= WHAT YOU HAVE TO DO =
Give the records again, word for word.

= MATERIAL FOR THIS TASK =

----------

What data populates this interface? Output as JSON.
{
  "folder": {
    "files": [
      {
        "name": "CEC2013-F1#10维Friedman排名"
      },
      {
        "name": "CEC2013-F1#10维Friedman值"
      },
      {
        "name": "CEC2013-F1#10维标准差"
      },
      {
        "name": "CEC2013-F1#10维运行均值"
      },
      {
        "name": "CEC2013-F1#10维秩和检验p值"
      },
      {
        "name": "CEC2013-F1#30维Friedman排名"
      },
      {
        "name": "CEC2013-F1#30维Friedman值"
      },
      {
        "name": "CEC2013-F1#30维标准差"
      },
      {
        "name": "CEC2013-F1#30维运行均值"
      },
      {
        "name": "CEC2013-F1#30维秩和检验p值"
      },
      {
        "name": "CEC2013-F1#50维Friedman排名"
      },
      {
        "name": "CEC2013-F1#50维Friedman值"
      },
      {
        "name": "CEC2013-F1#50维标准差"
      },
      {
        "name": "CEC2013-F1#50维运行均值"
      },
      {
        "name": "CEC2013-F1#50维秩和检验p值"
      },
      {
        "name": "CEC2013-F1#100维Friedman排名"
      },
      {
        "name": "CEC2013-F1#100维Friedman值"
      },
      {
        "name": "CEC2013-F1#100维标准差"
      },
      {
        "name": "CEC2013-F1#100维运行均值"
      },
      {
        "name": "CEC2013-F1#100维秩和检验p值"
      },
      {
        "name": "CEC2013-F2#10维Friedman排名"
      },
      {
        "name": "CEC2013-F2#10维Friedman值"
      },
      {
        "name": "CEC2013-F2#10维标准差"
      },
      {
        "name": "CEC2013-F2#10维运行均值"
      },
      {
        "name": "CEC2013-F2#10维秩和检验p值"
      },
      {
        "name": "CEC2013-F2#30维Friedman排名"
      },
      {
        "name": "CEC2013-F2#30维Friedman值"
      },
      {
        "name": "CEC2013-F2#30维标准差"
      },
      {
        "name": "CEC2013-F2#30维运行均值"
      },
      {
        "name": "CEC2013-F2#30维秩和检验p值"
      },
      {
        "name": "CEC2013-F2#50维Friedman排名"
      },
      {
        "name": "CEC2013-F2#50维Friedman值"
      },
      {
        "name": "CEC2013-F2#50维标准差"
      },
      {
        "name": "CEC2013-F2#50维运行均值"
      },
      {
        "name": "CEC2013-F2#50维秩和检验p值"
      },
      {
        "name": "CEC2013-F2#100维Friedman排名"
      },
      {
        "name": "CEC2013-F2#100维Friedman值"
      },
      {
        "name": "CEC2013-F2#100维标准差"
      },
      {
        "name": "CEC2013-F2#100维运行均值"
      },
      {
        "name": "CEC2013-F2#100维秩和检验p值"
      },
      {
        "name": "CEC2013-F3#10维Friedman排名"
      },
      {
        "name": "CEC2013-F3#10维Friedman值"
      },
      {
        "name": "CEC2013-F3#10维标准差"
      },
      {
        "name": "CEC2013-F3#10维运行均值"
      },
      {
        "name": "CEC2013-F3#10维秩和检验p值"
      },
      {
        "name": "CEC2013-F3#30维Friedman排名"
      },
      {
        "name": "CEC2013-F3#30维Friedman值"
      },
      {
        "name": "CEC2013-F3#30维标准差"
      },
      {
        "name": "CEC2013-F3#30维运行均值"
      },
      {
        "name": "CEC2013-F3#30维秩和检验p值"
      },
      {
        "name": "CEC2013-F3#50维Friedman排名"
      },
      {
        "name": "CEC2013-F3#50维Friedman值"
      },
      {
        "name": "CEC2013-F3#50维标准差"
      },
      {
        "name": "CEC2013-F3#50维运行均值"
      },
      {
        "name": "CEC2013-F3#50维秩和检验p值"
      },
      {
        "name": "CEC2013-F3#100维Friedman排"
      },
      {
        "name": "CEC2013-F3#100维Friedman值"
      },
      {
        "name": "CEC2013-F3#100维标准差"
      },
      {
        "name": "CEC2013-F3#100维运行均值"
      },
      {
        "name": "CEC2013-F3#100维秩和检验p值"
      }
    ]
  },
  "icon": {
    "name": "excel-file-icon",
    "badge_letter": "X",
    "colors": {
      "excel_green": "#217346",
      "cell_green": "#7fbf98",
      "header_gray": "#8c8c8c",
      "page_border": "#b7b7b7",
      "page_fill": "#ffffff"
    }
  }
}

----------

= SOLUTION FOR THIS EXERCISE =
What data populates this interface? Output as JSON.
{
  "folder": {
    "files": [
      {
        "name": "CEC2013-F1#10维Friedman排名"
      },
      {
        "name": "CEC2013-F1#10维Friedman值"
      },
      {
        "name": "CEC2013-F1#10维标准差"
      },
      {
        "name": "CEC2013-F1#10维运行均值"
      },
      {
        "name": "CEC2013-F1#10维秩和检验p值"
      },
      {
        "name": "CEC2013-F1#30维Friedman排名"
      },
      {
        "name": "CEC2013-F1#30维Friedman值"
      },
      {
        "name": "CEC2013-F1#30维标准差"
      },
      {
        "name": "CEC2013-F1#30维运行均值"
      },
      {
        "name": "CEC2013-F1#30维秩和检验p值"
      },
      {
        "name": "CEC2013-F1#50维Friedman排名"
      },
      {
        "name": "CEC2013-F1#50维Friedman值"
      },
      {
        "name": "CEC2013-F1#50维标准差"
      },
      {
        "name": "CEC2013-F1#50维运行均值"
      },
      {
        "name": "CEC2013-F1#50维秩和检验p值"
      },
      {
        "name": "CEC2013-F1#100维Friedman排名"
      },
      {
        "name": "CEC2013-F1#100维Friedman值"
      },
      {
        "name": "CEC2013-F1#100维标准差"
      },
      {
        "name": "CEC2013-F1#100维运行均值"
      },
      {
        "name": "CEC2013-F1#100维秩和检验p值"
      },
      {
        "name": "CEC2013-F2#10维Friedman排名"
      },
      {
        "name": "CEC2013-F2#10维Friedman值"
      },
      {
        "name": "CEC2013-F2#10维标准差"
      },
      {
        "name": "CEC2013-F2#10维运行均值"
      },
      {
        "name": "CEC2013-F2#10维秩和检验p值"
      },
      {
        "name": "CEC2013-F2#30维Friedman排名"
      },
      {
        "name": "CEC2013-F2#30维Friedman值"
      },
      {
        "name": "CEC2013-F2#30维标准差"
      },
      {
        "name": "CEC2013-F2#30维运行均值"
      },
      {
        "name": "CEC2013-F2#30维秩和检验p值"
      },
      {
        "name": "CEC2013-F2#50维Friedman排名"
      },
      {
        "name": "CEC2013-F2#50维Friedman值"
      },
      {
        "name": "CEC2013-F2#50维标准差"
      },
      {
        "name": "CEC2013-F2#50维运行均值"
      },
      {
        "name": "CEC2013-F2#50维秩和检验p值"
      },
      {
        "name": "CEC2013-F2#100维Friedman排名"
      },
      {
        "name": "CEC2013-F2#100维Friedman值"
      },
      {
        "name": "CEC2013-F2#100维标准差"
      },
      {
        "name": "CEC2013-F2#100维运行均值"
      },
      {
        "name": "CEC2013-F2#100维秩和检验p值"
      },
      {
        "name": "CEC2013-F3#10维Friedman排名"
      },
      {
        "name": "CEC2013-F3#10维Friedman值"
      },
      {
        "name": "CEC2013-F3#10维标准差"
      },
      {
        "name": "CEC2013-F3#10维运行均值"
      },
      {
        "name": "CEC2013-F3#10维秩和检验p值"
      },
      {
        "name": "CEC2013-F3#30维Friedman排名"
      },
      {
        "name": "CEC2013-F3#30维Friedman值"
      },
      {
        "name": "CEC2013-F3#30维标准差"
      },
      {
        "name": "CEC2013-F3#30维运行均值"
      },
      {
        "name": "CEC2013-F3#30维秩和检验p值"
      },
      {
        "name": "CEC2013-F3#50维Friedman排名"
      },
      {
        "name": "CEC2013-F3#50维Friedman值"
      },
      {
        "name": "CEC2013-F3#50维标准差"
      },
      {
        "name": "CEC2013-F3#50维运行均值"
      },
      {
        "name": "CEC2013-F3#50维秩和检验p值"
      },
      {
        "name": "CEC2013-F3#100维Friedman排"
      },
      {
        "name": "CEC2013-F3#100维Friedman值"
      },
      {
        "name": "CEC2013-F3#100维标准差"
      },
      {
        "name": "CEC2013-F3#100维运行均值"
      },
      {
        "name": "CEC2013-F3#100维秩和检验p值"
      }
    ]
  },
  "icon": {
    "name": "excel-file-icon",
    "badge_letter": "X",
    "colors": {
      "excel_green": "#217346",
      "cell_green": "#7fbf98",
      "header_gray": "#8c8c8c",
      "page_border": "#b7b7b7",
      "page_fill": "#ffffff"
    }
  }
}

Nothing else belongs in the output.